*** Provided records ***

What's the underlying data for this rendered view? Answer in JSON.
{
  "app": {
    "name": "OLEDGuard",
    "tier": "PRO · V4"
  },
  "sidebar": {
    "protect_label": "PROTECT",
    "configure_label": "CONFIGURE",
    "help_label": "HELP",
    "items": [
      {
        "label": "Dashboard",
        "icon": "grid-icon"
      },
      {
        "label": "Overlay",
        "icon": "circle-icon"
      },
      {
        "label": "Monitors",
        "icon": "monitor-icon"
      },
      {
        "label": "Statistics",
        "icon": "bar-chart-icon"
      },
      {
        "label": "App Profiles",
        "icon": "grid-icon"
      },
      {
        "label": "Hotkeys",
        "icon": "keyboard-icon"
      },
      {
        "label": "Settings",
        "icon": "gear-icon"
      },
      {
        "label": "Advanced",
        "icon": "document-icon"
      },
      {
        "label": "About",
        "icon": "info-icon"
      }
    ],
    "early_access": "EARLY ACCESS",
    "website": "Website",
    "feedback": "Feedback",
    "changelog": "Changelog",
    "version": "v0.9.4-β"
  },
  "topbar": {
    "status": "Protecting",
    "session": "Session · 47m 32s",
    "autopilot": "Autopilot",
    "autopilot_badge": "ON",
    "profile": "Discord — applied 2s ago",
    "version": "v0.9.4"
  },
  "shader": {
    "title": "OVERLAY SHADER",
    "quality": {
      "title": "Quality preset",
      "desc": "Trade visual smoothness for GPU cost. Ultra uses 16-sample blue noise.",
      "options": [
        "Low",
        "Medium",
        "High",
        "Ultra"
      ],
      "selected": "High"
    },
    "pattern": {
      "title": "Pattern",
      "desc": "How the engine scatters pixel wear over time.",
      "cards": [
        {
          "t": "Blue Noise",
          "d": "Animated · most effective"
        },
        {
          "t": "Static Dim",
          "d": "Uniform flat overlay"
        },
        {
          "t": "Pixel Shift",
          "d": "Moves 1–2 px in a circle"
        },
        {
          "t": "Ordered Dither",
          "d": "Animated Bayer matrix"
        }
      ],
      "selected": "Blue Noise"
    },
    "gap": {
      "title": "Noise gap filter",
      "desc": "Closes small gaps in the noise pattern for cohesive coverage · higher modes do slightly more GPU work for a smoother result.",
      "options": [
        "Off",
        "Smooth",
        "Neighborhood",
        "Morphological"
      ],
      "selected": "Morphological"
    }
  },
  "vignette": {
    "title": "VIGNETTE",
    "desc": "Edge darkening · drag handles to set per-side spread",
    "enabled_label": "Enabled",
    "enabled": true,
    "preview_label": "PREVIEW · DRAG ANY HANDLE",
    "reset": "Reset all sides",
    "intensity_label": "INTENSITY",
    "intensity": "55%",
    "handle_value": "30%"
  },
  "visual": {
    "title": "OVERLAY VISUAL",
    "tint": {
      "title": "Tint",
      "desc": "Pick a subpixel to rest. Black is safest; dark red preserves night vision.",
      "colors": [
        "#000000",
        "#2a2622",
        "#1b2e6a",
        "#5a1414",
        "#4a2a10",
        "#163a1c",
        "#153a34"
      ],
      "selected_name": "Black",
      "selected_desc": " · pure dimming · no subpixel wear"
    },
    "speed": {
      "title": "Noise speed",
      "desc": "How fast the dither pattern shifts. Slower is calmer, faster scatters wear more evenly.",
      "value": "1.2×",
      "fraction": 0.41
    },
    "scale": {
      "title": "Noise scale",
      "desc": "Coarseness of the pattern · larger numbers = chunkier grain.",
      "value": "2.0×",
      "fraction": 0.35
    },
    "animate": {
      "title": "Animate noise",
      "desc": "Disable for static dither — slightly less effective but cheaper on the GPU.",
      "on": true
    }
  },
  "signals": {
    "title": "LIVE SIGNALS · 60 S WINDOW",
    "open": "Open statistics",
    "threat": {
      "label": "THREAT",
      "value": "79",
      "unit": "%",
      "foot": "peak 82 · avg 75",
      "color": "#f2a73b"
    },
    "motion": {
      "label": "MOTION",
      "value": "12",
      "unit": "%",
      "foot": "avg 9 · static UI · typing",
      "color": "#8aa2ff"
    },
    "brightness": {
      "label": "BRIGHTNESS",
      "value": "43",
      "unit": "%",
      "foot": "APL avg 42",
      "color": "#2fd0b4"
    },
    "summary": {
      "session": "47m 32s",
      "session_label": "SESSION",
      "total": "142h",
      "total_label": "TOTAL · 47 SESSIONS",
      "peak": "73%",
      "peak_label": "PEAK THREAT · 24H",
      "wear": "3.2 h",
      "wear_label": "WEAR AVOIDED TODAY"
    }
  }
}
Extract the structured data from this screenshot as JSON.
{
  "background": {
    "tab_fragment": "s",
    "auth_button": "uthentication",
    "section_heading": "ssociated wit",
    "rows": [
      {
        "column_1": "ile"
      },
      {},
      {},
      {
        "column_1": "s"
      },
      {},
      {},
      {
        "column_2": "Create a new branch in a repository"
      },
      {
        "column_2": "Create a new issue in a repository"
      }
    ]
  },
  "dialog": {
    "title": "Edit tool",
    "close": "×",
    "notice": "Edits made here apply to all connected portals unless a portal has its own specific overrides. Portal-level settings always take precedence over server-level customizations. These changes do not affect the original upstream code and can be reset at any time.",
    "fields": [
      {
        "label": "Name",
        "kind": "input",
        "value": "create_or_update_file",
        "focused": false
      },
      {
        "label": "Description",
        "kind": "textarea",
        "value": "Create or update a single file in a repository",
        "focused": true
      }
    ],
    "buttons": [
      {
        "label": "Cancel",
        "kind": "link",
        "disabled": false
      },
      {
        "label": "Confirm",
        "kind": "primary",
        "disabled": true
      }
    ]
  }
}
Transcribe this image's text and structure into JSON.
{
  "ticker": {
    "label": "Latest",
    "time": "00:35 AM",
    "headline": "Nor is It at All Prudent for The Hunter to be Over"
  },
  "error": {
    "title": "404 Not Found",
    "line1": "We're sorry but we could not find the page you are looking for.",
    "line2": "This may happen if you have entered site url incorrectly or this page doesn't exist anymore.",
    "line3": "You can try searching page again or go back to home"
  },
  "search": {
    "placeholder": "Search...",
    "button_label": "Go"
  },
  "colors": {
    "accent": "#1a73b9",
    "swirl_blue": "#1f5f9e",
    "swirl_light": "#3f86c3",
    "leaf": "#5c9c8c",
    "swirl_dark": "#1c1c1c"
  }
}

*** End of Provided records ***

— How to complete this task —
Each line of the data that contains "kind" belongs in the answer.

— Response to the task —
        "kind": "input",
        "kind": "textarea",
        "kind": "link",
        "kind": "primary",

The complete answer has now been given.